▶ [EXERCISE PROMPT]: In the records, find every line with the word "description" and copy it out.
--- EXERCISE INPUT Enclosed Below ---
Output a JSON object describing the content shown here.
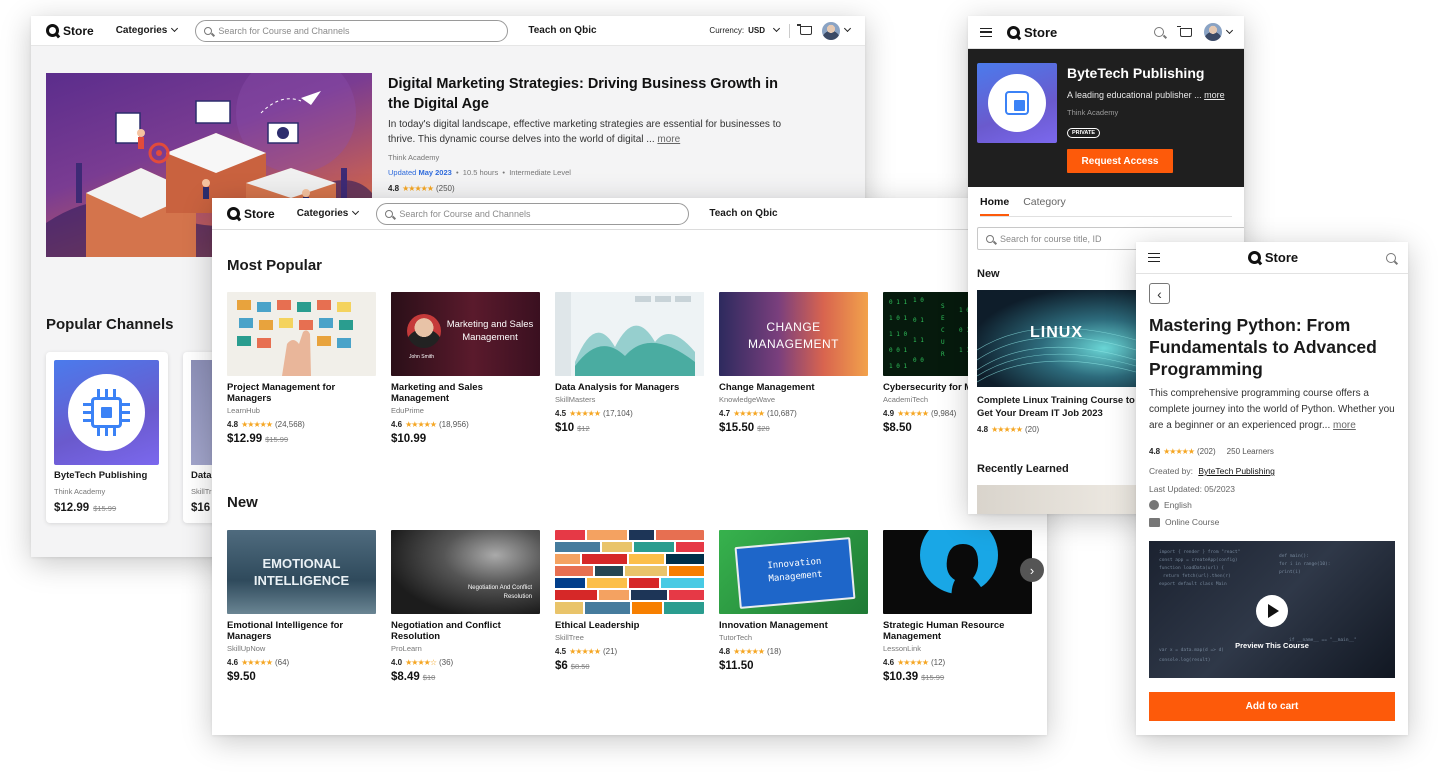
{
  "store_header": {
    "logo": "Store",
    "categories": "Categories",
    "search_placeholder": "Search for Course and Channels",
    "teach": "Teach on Qbic",
    "currency_label": "Currency:",
    "currency_value": "USD"
  },
  "featured": {
    "title": "Digital Marketing Strategies: Driving Business Growth in the Digital Age",
    "description": "In today's digital landscape, effective marketing strategies are essential for businesses to thrive. This dynamic course delves into the world of digital ...",
    "more": "more",
    "author": "Think Academy",
    "updated_label": "Updated",
    "updated_value": "May 2023",
    "hours": "10.5 hours",
    "level": "Intermediate Level",
    "rating": "4.8",
    "stars": "★★★★★",
    "reviews": "(250)"
  },
  "popular_channels": {
    "heading": "Popular Channels",
    "cards": [
      {
        "name": "ByteTech Publishing",
        "provider": "Think Academy",
        "price": "$12.99",
        "old_price": "$15.99"
      },
      {
        "name": "Data",
        "provider": "SkillTr",
        "price": "$16",
        "old_price": ""
      }
    ]
  },
  "most_popular": {
    "heading": "Most Popular",
    "courses": [
      {
        "title": "Project Management for Managers",
        "provider": "LearnHub",
        "rating": "4.8",
        "stars": "★★★★★",
        "reviews": "(24,568)",
        "price": "$12.99",
        "old_price": "$15.99"
      },
      {
        "title": "Marketing and Sales Management",
        "provider": "EduPrime",
        "rating": "4.6",
        "stars": "★★★★★",
        "reviews": "(18,956)",
        "price": "$10.99",
        "old_price": "",
        "thumb_text": "Marketing and Sales Management",
        "thumb_sub": "John Smith"
      },
      {
        "title": "Data Analysis for Managers",
        "provider": "SkillMasters",
        "rating": "4.5",
        "stars": "★★★★★",
        "reviews": "(17,104)",
        "price": "$10",
        "old_price": "$12"
      },
      {
        "title": "Change Management",
        "provider": "KnowledgeWave",
        "rating": "4.7",
        "stars": "★★★★★",
        "reviews": "(10,687)",
        "price": "$15.50",
        "old_price": "$20",
        "thumb_text": "CHANGE MANAGEMENT"
      },
      {
        "title": "Cybersecurity for M",
        "provider": "AcademiTech",
        "rating": "4.9",
        "stars": "★★★★★",
        "reviews": "(9,984)",
        "price": "$8.50",
        "old_price": ""
      }
    ]
  },
  "new_section": {
    "heading": "New",
    "courses": [
      {
        "title": "Emotional Intelligence for Managers",
        "provider": "SkillUpNow",
        "rating": "4.6",
        "stars": "★★★★★",
        "reviews": "(64)",
        "price": "$9.50",
        "old_price": "",
        "thumb_text": "EMOTIONAL INTELLIGENCE"
      },
      {
        "title": "Negotiation and Conflict Resolution",
        "provider": "ProLearn",
        "rating": "4.0",
        "stars": "★★★★☆",
        "reviews": "(36)",
        "price": "$8.49",
        "old_price": "$10",
        "thumb_text": "Negotiation And Conflict Resolution"
      },
      {
        "title": "Ethical Leadership",
        "provider": "SkillTree",
        "rating": "4.5",
        "stars": "★★★★★",
        "reviews": "(21)",
        "price": "$6",
        "old_price": "$8.50"
      },
      {
        "title": "Innovation Management",
        "provider": "TutorTech",
        "rating": "4.8",
        "stars": "★★★★★",
        "reviews": "(18)",
        "price": "$11.50",
        "old_price": "",
        "thumb_text": "Innovation Management"
      },
      {
        "title": "Strategic Human Resource Management",
        "provider": "LessonLink",
        "rating": "4.6",
        "stars": "★★★★★",
        "reviews": "(12)",
        "price": "$10.39",
        "old_price": "$15.99"
      }
    ],
    "next": "›"
  },
  "channel_page": {
    "logo": "Store",
    "name": "ByteTech Publishing",
    "description": "A leading educational publisher ...",
    "more": "more",
    "provider": "Think Academy",
    "badge": "PRIVATE",
    "request_button": "Request Access",
    "tabs": [
      "Home",
      "Category"
    ],
    "search_placeholder": "Search for course title, ID",
    "new_heading": "New",
    "new_course_title": "Complete Linux Training Course to Get Your Dream IT Job 2023",
    "new_course_thumb": "LINUX",
    "new_course_rating": "4.8",
    "new_course_stars": "★★★★★",
    "new_course_reviews": "(20)",
    "recently_heading": "Recently Learned"
  },
  "course_page": {
    "logo": "Store",
    "title": "Mastering Python: From Fundamentals to Advanced Programming",
    "description": "This comprehensive programming course offers a complete journey into the world of Python. Whether you are a beginner or an experienced progr...",
    "more": "more",
    "rating": "4.8",
    "stars": "★★★★★",
    "reviews": "(202)",
    "learners": "250 Learners",
    "created_label": "Created by:",
    "created_value": "ByteTech Publishing",
    "updated": "Last Updated: 05/2023",
    "language": "English",
    "format": "Online Course",
    "preview": "Preview This Course",
    "add_to_cart": "Add to cart",
    "back": "‹"
  },
  "colors": {
    "accent": "#fd5a0a",
    "link_blue": "#2f6bdc",
    "star": "#f5a623",
    "dark_banner": "#1f1f1f"
  }
}
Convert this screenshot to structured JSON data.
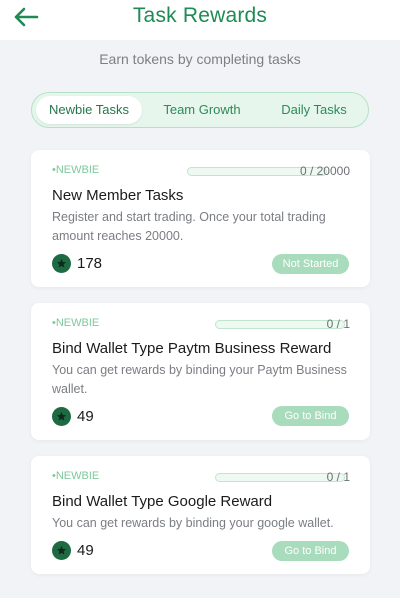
{
  "header": {
    "title": "Task Rewards",
    "back_icon": "arrow-left-icon"
  },
  "subtitle": "Earn tokens by completing tasks",
  "tabs": [
    {
      "label": "Newbie Tasks",
      "active": true
    },
    {
      "label": "Team Growth",
      "active": false
    },
    {
      "label": "Daily Tasks",
      "active": false
    }
  ],
  "colors": {
    "brand": "#1e8a55",
    "accent_light": "#a9dbbd",
    "coin": "#1e6b43"
  },
  "tasks": [
    {
      "tag": "•NEWBIE",
      "progress_text": "0 / 20000",
      "progress_fraction": 0,
      "title": "New Member Tasks",
      "description": "Register and start trading. Once your total trading amount reaches 20000.",
      "reward": "178",
      "coin_icon": "star-coin-icon",
      "button": "Not Started"
    },
    {
      "tag": "•NEWBIE",
      "progress_text": "0 / 1",
      "progress_fraction": 0,
      "title": "Bind Wallet Type Paytm Business Reward",
      "description": "You can get rewards by binding your Paytm Business wallet.",
      "reward": "49",
      "coin_icon": "star-coin-icon",
      "button": "Go to Bind"
    },
    {
      "tag": "•NEWBIE",
      "progress_text": "0 / 1",
      "progress_fraction": 0,
      "title": "Bind Wallet Type Google Reward",
      "description": "You can get rewards by binding your google wallet.",
      "reward": "49",
      "coin_icon": "star-coin-icon",
      "button": "Go to Bind"
    }
  ]
}
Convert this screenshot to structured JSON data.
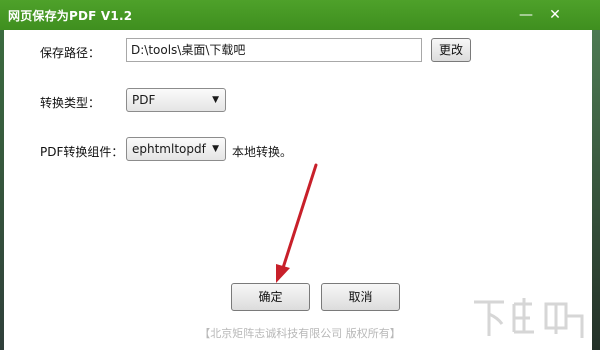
{
  "window": {
    "title": "网页保存为PDF  V1.2",
    "minimize_glyph": "—",
    "close_glyph": "✕"
  },
  "form": {
    "path_label": "保存路径：",
    "path_value": "D:\\tools\\桌面\\下载吧",
    "change_button": "更改",
    "type_label": "转换类型：",
    "type_value": "PDF",
    "component_label": "PDF转换组件：",
    "component_value": "ephtmltopdf",
    "component_note": "本地转换。"
  },
  "actions": {
    "ok": "确定",
    "cancel": "取消"
  },
  "footer": {
    "copyright": "【北京矩阵志诚科技有限公司 版权所有】"
  },
  "watermark": {
    "text": "下载吧"
  },
  "colors": {
    "titlebar": "#3f8f1f",
    "annotation_arrow": "#c8202a"
  },
  "icons": {
    "dropdown": "chevron-down-icon",
    "annotation": "red-arrow-icon"
  }
}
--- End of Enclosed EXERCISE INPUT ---
▶ [COMPLETED EXERCISE]:
    "description": "In today's digital landscape, effective marketing strategies are essential for businesses to thrive. This dynamic course delves into the world of digital ...",
    "description": "A leading educational publisher ...",
    "description": "This comprehensive programming course offers a complete journey into the world of Python. Whether you are a beginner or an experienced progr...",
      "description": "Register and start trading. Once your total trading amount reaches 20000.",
      "description": "You can get rewards by binding your Paytm Business wallet.",
      "description": "You can get rewards by binding your google wallet.",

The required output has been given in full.